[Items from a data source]
☆ ☆ ☆
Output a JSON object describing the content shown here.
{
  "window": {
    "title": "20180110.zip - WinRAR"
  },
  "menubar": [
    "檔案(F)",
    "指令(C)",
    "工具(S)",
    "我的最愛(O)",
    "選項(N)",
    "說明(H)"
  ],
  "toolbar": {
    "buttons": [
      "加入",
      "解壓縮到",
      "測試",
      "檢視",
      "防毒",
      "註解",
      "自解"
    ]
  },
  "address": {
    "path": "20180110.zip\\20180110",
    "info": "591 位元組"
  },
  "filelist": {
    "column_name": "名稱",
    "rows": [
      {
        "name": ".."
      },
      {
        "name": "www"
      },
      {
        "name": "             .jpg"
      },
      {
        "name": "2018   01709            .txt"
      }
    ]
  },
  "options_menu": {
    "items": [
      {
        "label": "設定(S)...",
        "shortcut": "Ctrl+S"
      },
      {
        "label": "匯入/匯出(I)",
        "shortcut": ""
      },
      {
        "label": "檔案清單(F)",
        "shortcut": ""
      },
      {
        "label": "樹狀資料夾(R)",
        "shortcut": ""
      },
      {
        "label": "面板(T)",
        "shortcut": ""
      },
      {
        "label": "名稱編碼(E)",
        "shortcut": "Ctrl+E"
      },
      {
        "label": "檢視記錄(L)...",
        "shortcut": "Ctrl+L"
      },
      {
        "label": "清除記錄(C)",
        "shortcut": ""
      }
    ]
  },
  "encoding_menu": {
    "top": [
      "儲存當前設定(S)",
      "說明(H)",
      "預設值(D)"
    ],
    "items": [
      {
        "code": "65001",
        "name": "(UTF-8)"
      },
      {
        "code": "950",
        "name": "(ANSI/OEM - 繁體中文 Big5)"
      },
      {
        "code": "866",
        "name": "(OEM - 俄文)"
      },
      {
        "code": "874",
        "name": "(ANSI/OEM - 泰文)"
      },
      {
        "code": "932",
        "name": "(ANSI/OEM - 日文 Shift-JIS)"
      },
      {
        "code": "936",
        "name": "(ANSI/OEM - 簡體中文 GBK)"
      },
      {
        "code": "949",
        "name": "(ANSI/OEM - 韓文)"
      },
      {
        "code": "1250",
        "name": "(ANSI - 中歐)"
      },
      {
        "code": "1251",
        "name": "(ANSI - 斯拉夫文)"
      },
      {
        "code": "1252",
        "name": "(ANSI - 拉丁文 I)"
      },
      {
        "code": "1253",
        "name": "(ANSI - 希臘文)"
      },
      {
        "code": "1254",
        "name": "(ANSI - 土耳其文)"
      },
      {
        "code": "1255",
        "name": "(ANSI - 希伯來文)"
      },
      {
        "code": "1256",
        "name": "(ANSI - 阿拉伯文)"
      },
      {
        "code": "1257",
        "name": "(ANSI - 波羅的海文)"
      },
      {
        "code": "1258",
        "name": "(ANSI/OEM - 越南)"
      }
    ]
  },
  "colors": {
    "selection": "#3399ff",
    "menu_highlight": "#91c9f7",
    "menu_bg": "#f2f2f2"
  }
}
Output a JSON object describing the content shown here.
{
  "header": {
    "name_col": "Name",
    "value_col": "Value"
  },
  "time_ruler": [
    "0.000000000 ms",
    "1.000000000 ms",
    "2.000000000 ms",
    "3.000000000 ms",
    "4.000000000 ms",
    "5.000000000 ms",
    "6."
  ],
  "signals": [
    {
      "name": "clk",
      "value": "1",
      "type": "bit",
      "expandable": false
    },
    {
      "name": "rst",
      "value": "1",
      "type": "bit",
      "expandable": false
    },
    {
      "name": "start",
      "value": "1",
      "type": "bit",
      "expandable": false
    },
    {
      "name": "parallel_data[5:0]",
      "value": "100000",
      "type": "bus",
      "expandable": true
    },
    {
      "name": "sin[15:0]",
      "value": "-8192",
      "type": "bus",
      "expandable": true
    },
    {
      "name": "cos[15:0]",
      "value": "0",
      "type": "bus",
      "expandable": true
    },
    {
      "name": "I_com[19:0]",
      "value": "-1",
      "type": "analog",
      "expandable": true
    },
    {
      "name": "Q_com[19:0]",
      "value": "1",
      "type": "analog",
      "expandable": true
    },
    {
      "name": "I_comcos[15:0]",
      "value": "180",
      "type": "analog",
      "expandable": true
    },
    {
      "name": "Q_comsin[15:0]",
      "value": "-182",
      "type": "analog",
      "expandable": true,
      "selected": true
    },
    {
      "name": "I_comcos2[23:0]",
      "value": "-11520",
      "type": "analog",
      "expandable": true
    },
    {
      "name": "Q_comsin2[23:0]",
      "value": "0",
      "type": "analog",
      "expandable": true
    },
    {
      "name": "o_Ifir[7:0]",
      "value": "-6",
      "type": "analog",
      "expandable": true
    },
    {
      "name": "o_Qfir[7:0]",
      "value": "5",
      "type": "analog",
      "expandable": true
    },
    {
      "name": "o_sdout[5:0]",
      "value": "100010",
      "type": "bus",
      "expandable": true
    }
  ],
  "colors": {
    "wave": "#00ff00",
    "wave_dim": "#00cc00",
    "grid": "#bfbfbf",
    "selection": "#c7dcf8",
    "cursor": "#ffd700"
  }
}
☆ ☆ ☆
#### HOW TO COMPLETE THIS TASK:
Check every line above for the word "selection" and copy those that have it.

#### REPLY TO THE TASK:
    "selection": "#3399ff",
    "selection": "#c7dcf8",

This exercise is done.